# Work instruction:
Go over the entries below line by line, copying each one that contains the word "this".

(Stored data)
☆ ☆ ☆

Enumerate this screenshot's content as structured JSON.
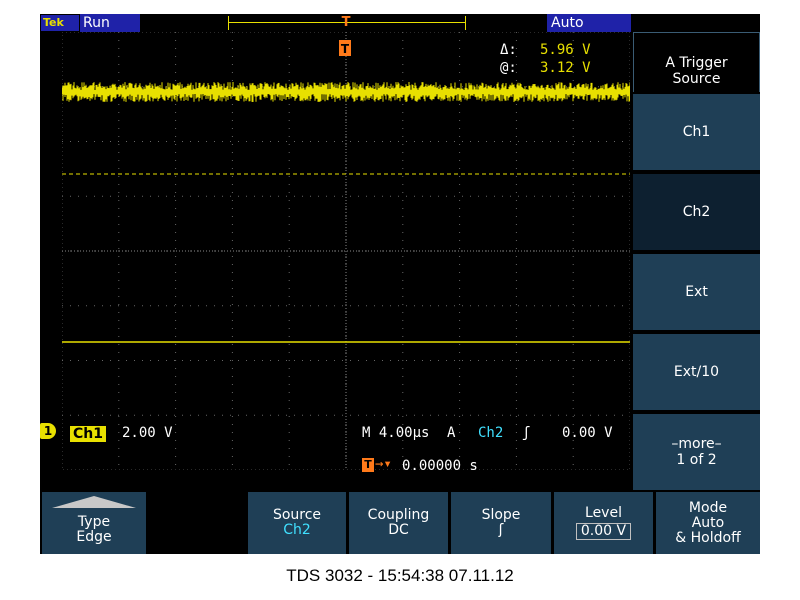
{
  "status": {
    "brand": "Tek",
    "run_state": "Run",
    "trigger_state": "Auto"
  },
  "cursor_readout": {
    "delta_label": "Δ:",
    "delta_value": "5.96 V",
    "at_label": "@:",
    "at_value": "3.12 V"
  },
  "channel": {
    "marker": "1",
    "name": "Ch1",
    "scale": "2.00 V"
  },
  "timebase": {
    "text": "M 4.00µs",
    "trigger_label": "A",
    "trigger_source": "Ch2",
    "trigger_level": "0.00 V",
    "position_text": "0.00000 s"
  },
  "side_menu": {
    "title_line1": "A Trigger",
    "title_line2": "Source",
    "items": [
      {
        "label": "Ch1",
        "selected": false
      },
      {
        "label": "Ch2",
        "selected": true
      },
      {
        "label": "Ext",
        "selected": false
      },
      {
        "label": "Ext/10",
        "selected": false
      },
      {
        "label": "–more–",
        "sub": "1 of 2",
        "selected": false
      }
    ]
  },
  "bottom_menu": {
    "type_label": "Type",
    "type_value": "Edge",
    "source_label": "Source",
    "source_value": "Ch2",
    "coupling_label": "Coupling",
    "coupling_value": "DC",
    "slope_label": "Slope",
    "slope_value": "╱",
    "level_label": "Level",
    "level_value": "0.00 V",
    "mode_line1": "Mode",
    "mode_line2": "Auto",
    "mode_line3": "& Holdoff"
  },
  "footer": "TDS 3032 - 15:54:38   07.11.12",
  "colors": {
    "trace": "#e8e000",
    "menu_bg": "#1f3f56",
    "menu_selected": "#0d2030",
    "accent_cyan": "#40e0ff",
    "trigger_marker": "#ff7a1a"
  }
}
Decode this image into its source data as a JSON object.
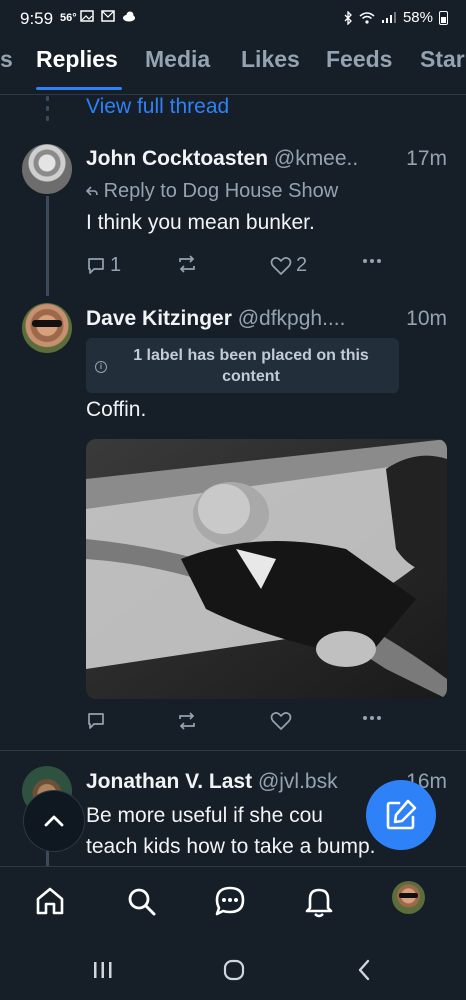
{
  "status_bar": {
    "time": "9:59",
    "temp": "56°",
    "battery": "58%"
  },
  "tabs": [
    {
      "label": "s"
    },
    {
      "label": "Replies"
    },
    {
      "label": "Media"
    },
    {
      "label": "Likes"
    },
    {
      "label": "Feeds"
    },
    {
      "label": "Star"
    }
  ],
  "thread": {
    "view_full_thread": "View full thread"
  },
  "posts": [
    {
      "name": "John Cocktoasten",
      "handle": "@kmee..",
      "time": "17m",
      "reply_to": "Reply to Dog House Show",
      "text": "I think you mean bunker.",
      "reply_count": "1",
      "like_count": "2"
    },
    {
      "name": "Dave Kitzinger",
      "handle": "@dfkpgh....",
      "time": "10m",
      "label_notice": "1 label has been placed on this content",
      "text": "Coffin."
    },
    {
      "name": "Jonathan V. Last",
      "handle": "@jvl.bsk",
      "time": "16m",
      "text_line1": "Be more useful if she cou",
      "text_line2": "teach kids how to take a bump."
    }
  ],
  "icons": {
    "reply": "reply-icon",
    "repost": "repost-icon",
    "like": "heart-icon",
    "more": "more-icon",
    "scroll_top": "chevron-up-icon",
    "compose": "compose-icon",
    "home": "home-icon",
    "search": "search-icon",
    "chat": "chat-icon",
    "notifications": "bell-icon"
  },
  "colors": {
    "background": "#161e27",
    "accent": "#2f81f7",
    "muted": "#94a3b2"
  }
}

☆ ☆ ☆

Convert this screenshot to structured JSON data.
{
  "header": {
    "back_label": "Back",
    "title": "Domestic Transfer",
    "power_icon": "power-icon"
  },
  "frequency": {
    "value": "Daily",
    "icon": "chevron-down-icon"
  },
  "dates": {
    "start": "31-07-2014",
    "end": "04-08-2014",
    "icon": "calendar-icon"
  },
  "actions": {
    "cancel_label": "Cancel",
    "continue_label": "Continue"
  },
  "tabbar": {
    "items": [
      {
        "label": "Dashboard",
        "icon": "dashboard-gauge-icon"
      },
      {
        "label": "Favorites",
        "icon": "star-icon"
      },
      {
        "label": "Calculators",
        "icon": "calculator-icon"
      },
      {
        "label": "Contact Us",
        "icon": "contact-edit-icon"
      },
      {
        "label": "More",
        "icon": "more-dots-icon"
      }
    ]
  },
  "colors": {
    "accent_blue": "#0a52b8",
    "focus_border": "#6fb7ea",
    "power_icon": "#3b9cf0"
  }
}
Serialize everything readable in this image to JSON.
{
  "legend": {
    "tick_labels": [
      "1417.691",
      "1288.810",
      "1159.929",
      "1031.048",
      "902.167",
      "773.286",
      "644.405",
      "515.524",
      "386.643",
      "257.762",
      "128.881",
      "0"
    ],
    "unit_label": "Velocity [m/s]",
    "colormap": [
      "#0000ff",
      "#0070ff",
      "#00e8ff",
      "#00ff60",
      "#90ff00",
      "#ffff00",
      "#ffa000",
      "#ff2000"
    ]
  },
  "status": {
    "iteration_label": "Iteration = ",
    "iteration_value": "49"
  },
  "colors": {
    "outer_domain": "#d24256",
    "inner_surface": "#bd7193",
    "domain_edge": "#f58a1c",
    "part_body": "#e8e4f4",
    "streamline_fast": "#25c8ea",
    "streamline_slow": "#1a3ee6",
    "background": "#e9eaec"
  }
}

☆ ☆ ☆

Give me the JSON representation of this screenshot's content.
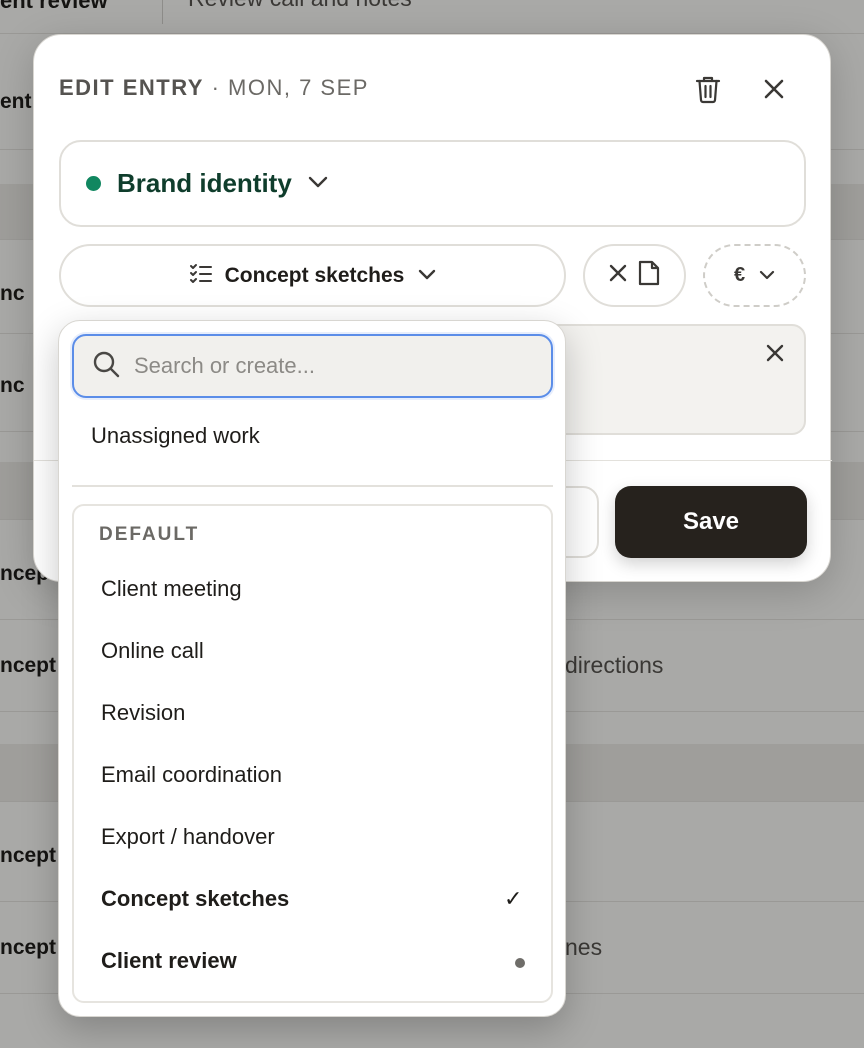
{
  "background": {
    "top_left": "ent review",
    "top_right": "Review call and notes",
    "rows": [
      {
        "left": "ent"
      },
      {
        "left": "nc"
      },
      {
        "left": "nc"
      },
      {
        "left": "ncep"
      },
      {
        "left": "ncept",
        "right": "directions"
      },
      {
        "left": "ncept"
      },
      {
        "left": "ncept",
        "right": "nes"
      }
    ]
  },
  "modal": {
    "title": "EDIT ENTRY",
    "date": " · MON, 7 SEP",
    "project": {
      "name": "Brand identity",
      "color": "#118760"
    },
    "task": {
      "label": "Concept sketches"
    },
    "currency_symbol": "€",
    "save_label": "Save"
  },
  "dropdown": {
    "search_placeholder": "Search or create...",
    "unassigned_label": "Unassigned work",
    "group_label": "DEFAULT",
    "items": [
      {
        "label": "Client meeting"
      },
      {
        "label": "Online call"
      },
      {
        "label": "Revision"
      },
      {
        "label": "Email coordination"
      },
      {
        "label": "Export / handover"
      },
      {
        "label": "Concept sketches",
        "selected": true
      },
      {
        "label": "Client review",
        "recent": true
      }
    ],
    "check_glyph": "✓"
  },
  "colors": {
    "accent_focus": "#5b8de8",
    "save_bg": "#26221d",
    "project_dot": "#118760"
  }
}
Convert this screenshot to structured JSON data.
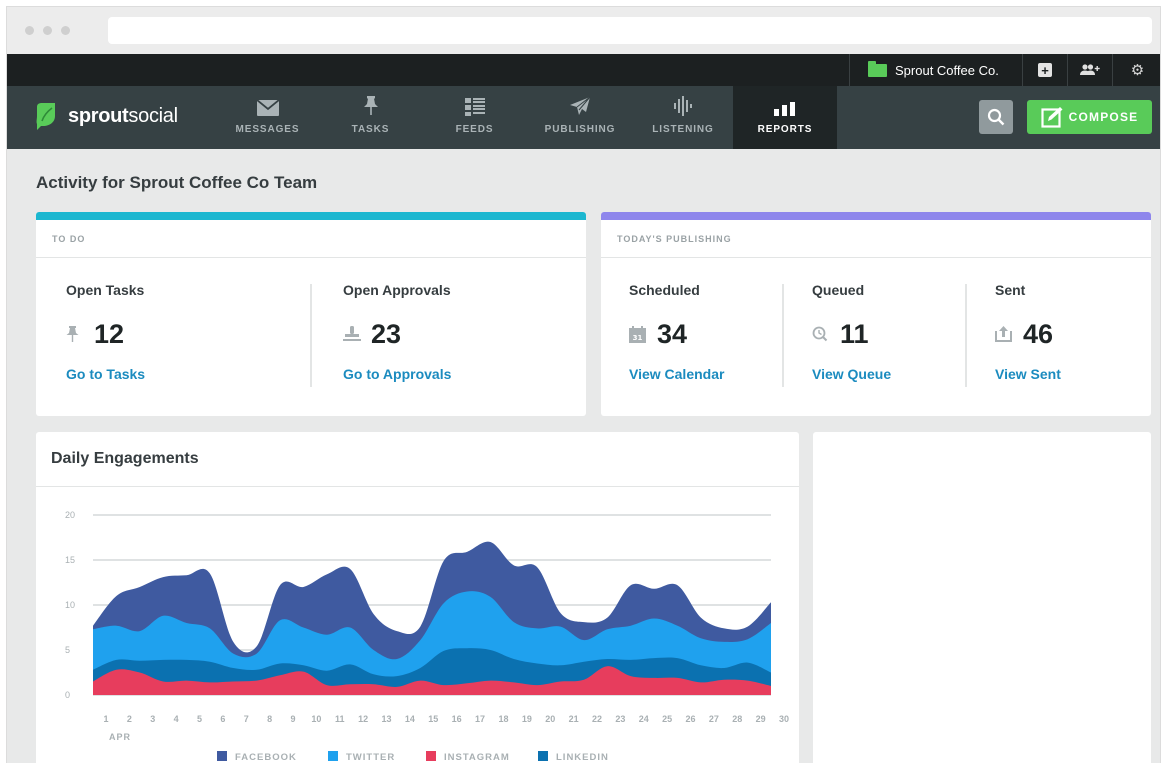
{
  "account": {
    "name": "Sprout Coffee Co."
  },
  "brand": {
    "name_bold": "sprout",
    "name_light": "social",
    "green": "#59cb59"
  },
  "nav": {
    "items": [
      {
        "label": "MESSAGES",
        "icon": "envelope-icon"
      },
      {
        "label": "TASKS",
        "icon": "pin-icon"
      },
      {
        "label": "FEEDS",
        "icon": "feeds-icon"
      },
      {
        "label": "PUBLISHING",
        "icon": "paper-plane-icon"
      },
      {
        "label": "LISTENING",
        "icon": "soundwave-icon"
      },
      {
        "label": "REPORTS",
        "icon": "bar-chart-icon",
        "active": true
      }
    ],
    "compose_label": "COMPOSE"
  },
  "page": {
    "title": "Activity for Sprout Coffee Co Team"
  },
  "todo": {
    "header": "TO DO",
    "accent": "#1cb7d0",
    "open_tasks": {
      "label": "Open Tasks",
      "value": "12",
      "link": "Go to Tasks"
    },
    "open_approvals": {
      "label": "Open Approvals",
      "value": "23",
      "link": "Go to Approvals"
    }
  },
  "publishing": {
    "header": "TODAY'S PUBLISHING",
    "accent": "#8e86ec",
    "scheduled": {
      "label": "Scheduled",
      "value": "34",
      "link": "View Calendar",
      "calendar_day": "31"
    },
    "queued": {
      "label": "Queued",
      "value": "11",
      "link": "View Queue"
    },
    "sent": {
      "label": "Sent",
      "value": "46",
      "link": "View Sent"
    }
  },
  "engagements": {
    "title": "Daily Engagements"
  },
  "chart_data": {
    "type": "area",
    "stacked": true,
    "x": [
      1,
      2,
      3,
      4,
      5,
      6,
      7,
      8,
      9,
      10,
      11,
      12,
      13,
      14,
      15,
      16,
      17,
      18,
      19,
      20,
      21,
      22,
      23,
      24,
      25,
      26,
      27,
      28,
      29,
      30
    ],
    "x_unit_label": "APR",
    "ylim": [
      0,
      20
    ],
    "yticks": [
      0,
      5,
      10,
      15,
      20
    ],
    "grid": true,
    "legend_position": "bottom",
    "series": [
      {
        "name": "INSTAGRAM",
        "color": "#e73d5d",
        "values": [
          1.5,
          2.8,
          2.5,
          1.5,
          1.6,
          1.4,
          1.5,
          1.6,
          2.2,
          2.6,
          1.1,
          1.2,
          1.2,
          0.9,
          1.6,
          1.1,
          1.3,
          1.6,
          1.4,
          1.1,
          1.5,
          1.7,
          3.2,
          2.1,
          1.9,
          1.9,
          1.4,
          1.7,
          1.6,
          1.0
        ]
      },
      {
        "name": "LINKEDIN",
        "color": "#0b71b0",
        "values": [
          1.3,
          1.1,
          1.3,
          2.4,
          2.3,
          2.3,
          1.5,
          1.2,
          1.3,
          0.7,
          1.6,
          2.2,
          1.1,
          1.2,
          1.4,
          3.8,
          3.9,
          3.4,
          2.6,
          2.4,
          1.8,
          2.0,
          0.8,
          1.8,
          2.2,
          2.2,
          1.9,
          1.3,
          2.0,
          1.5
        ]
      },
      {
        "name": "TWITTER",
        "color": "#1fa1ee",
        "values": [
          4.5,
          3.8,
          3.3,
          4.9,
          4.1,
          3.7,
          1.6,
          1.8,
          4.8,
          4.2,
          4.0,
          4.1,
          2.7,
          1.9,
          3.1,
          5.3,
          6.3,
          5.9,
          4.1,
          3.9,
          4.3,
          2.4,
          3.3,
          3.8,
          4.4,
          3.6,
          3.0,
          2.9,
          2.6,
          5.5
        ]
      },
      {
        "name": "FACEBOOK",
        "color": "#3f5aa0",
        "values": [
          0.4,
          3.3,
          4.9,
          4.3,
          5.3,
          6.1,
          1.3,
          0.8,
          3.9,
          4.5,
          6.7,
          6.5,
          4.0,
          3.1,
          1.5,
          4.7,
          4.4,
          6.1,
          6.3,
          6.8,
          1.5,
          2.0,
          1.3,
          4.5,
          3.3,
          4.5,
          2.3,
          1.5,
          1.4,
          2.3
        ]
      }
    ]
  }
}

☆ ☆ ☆

# Task response:
Enumerate this screenshot's content as structured JSON.
Decode this image into its source data as a JSON object.
      "label_notice": "1 label has been placed on this content",
Convert this screenshot to structured JSON data.
Serialize everything readable in this image to JSON.
Give me the JSON representation of this screenshot's content.
Convert this screenshot to structured JSON data.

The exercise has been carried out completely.